You can find Economy & Society’s Call for Abstracts here:https://isaconf.confex.com/…/webprogrampr…/Symposium439.html
And below is the CFA for “Interpreting and questioning finance as social relationships”
Sociologists frequently understand finance in essentialist terms—as the creation and brokerage of capital. However, in line with other relational approaches in sociology, numerous scholars have investigated debt, credit, bonds, and other debt-like financial instruments as social relationships. And of course, equity relationships have long been understood in transactional terms.
Building on sessions at the ISA Forum in Vienna in 2016, this open call for papers seeks theoretically-driven empirical research that investigates finance as social relationships, as well as papers that directly refute this framing. For example, if financial instruments, products, and services are social relationships, how are they embedded in racial and gender systems, and with what consequences? If financial products are conceived of as commodity chains—a string of interorganizational relationships stretching across time and space—how is finance racialized and gendered? Conversely, how is financialization changing racial and gender systems? More broadly, how does culture, moral beliefs, norms, habit, imitation, strategic behavior, social networks, or social institutions shape ongoing financial relationships? At the level of organizations, how does viewing debt and equity as relationships alter our understanding of the behavior of households, firms, corporations, municipalities, states, or transnational regions? At the level of financial instruments and markets, how are bonds, mortgages, and equity products created, marketed, and consumed? These broad questions are merely indicative of the wide range of research welcome in this panel.
Two types of theoretically-driven empirical papers will be given preference. First, research that addresses gender and/or racial systems. Second, research conducted outside of the North Atlantic.

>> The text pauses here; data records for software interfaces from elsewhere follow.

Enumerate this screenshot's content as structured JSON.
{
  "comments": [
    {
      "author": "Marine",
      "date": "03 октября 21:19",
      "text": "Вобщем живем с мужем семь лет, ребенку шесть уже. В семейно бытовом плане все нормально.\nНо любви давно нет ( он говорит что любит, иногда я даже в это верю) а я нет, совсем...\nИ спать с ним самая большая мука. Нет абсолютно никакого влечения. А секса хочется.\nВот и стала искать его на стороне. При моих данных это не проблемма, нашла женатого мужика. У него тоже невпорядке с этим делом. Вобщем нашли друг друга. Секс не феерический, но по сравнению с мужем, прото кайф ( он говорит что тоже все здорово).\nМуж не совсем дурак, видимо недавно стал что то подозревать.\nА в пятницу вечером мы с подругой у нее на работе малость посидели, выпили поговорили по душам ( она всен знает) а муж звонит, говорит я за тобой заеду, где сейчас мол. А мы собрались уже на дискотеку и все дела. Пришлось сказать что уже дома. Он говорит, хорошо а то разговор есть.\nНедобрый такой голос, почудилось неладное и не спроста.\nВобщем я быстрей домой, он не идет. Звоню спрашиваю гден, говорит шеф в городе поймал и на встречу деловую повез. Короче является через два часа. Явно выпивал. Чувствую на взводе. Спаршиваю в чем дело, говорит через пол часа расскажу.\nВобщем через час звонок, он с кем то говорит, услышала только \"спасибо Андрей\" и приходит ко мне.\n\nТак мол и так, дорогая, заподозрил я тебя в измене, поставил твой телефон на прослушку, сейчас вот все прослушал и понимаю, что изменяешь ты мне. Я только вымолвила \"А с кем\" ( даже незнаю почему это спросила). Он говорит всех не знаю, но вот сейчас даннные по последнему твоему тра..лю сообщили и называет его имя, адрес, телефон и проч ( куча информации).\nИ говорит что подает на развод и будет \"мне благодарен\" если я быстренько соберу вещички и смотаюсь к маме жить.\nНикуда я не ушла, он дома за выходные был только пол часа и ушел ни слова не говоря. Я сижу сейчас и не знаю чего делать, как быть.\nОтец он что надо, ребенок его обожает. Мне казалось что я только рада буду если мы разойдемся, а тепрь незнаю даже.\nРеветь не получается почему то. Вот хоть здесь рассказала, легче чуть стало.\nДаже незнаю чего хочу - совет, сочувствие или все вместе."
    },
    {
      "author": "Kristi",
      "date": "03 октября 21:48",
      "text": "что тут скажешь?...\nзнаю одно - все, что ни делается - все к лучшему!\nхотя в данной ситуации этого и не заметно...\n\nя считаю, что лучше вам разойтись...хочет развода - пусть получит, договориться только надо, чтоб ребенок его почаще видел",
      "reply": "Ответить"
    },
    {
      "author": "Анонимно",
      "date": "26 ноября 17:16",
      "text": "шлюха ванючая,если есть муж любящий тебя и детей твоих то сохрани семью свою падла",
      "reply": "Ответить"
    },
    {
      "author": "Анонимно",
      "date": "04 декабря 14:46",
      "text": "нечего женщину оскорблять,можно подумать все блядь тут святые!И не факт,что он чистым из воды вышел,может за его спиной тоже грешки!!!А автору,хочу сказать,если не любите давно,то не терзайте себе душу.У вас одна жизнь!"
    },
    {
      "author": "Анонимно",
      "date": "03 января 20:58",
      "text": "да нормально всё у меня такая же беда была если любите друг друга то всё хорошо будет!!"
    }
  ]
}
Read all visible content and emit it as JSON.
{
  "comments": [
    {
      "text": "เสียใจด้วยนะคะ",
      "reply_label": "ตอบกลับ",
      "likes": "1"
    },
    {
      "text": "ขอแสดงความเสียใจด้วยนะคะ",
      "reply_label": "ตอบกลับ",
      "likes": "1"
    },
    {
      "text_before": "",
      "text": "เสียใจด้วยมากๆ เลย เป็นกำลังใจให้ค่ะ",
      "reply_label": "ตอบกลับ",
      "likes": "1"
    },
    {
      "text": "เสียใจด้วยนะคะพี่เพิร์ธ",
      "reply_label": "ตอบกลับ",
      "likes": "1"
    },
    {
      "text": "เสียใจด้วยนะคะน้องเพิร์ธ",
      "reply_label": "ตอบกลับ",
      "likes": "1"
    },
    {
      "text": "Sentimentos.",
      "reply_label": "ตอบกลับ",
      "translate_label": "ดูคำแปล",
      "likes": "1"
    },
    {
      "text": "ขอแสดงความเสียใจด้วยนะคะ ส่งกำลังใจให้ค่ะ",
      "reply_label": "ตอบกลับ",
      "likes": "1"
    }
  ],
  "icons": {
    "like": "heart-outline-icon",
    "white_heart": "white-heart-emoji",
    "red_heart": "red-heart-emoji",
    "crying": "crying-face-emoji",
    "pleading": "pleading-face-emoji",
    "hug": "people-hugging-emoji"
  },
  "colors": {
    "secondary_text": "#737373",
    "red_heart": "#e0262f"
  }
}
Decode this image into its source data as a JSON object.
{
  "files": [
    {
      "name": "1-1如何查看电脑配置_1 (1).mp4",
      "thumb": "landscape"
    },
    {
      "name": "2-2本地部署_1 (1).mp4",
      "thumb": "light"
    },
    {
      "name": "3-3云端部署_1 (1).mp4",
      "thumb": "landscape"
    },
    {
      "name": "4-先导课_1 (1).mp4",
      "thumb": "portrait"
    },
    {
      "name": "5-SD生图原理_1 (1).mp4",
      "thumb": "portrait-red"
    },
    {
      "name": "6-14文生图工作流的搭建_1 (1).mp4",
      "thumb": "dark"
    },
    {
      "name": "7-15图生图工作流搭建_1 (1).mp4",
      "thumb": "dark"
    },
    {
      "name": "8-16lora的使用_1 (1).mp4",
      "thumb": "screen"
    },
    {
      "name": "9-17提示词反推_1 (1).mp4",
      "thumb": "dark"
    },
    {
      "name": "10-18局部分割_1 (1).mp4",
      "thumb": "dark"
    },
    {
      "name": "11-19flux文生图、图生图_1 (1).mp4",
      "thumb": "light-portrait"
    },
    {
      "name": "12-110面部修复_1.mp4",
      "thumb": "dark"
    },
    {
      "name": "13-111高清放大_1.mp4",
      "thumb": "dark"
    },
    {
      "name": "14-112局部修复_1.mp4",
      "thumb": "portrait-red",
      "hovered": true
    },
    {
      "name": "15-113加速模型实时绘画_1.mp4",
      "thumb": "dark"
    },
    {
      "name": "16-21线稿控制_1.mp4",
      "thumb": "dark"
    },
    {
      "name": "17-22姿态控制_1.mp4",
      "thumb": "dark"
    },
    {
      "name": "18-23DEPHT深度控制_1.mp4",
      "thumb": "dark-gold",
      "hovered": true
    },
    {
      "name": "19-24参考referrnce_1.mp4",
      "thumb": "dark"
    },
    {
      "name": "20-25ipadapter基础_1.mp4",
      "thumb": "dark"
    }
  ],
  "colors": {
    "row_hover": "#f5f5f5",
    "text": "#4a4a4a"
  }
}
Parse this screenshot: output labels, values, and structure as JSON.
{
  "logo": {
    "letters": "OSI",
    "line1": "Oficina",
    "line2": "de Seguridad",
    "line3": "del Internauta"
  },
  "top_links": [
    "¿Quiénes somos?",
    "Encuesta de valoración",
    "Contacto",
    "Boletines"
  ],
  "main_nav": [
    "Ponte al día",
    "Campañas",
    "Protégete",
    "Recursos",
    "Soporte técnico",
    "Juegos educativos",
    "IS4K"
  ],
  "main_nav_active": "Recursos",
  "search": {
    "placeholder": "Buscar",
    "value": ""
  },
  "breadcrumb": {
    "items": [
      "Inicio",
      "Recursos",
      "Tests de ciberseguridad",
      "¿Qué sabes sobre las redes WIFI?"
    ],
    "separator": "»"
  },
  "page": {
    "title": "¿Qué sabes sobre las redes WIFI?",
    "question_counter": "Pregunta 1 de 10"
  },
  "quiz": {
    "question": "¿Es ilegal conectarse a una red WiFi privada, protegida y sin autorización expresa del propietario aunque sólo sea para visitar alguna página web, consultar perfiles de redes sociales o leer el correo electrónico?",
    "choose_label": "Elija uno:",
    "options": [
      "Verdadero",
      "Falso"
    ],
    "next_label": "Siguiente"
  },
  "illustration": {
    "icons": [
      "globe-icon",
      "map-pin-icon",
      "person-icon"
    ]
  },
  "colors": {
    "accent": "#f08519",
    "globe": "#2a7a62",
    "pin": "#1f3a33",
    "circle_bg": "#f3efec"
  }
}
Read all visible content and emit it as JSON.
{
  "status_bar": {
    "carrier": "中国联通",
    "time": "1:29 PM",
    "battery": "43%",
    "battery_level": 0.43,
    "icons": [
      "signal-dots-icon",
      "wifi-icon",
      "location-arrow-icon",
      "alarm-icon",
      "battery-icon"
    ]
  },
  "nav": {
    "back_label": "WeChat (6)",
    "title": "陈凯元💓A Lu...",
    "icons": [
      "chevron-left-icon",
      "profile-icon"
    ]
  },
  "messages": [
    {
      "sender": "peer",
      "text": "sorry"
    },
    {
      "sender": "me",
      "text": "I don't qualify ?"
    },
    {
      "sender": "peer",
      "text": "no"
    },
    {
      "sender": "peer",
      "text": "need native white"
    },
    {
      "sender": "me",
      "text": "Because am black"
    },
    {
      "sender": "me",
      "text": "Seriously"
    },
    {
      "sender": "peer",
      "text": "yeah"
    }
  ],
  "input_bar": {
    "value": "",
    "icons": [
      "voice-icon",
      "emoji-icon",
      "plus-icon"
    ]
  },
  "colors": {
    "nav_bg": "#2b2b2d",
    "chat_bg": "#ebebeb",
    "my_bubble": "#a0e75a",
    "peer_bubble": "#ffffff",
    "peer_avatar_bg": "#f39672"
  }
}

To submit an abstract, go to:
If you have any questions, please contact the organizer:
Aaron Z. Pitluck, Illinois State University, Aaron.Pitluck@IllinoisState.edu